(Task input begins)
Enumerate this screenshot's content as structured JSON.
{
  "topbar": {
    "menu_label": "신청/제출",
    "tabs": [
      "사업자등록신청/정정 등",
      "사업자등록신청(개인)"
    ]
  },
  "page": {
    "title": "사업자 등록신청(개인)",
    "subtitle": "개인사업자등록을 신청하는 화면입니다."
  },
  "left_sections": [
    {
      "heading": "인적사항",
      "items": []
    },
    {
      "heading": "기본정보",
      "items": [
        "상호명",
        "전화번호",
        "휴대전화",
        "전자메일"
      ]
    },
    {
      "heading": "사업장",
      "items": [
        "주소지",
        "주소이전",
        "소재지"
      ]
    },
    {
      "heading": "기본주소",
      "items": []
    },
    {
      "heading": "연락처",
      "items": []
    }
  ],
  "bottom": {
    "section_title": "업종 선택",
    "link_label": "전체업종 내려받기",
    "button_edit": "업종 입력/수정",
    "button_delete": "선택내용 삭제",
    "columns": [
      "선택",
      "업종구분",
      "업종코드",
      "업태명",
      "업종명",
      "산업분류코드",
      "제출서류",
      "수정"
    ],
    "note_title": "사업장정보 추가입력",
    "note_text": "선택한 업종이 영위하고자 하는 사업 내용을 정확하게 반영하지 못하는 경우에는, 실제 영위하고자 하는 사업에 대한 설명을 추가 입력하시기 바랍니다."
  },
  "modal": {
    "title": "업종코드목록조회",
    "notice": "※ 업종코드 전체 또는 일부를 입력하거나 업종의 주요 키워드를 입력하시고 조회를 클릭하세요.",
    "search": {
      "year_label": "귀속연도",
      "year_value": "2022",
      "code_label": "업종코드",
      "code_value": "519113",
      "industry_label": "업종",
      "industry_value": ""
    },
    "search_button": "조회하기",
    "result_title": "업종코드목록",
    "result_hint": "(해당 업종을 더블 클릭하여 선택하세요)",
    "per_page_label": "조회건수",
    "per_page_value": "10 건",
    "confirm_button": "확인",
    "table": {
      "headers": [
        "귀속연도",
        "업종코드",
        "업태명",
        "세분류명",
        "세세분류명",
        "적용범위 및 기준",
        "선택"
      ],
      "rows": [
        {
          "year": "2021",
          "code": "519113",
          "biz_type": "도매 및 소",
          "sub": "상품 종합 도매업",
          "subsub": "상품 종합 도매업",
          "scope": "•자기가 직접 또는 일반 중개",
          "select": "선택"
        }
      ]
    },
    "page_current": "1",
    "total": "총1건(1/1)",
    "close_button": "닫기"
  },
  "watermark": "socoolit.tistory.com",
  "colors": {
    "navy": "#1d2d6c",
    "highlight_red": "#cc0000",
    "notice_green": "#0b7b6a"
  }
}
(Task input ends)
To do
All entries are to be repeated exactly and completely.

Output of the task
Enumerate this screenshot's content as structured JSON.
{
  "topbar": {
    "menu_label": "신청/제출",
    "tabs": [
      "사업자등록신청/정정 등",
      "사업자등록신청(개인)"
    ]
  },
  "page": {
    "title": "사업자 등록신청(개인)",
    "subtitle": "개인사업자등록을 신청하는 화면입니다."
  },
  "left_sections": [
    {
      "heading": "인적사항",
      "items": []
    },
    {
      "heading": "기본정보",
      "items": [
        "상호명",
        "전화번호",
        "휴대전화",
        "전자메일"
      ]
    },
    {
      "heading": "사업장",
      "items": [
        "주소지",
        "주소이전",
        "소재지"
      ]
    },
    {
      "heading": "기본주소",
      "items": []
    },
    {
      "heading": "연락처",
      "items": []
    }
  ],
  "bottom": {
    "section_title": "업종 선택",
    "link_label": "전체업종 내려받기",
    "button_edit": "업종 입력/수정",
    "button_delete": "선택내용 삭제",
    "columns": [
      "선택",
      "업종구분",
      "업종코드",
      "업태명",
      "업종명",
      "산업분류코드",
      "제출서류",
      "수정"
    ],
    "note_title": "사업장정보 추가입력",
    "note_text": "선택한 업종이 영위하고자 하는 사업 내용을 정확하게 반영하지 못하는 경우에는, 실제 영위하고자 하는 사업에 대한 설명을 추가 입력하시기 바랍니다."
  },
  "modal": {
    "title": "업종코드목록조회",
    "notice": "※ 업종코드 전체 또는 일부를 입력하거나 업종의 주요 키워드를 입력하시고 조회를 클릭하세요.",
    "search": {
      "year_label": "귀속연도",
      "year_value": "2022",
      "code_label": "업종코드",
      "code_value": "519113",
      "industry_label": "업종",
      "industry_value": ""
    },
    "search_button": "조회하기",
    "result_title": "업종코드목록",
    "result_hint": "(해당 업종을 더블 클릭하여 선택하세요)",
    "per_page_label": "조회건수",
    "per_page_value": "10 건",
    "confirm_button": "확인",
    "table": {
      "headers": [
        "귀속연도",
        "업종코드",
        "업태명",
        "세분류명",
        "세세분류명",
        "적용범위 및 기준",
        "선택"
      ],
      "rows": [
        {
          "year": "2021",
          "code": "519113",
          "biz_type": "도매 및 소",
          "sub": "상품 종합 도매업",
          "subsub": "상품 종합 도매업",
          "scope": "•자기가 직접 또는 일반 중개",
          "select": "선택"
        }
      ]
    },
    "page_current": "1",
    "total": "총1건(1/1)",
    "close_button": "닫기"
  },
  "watermark": "socoolit.tistory.com",
  "colors": {
    "navy": "#1d2d6c",
    "highlight_red": "#cc0000",
    "notice_green": "#0b7b6a"
  }
}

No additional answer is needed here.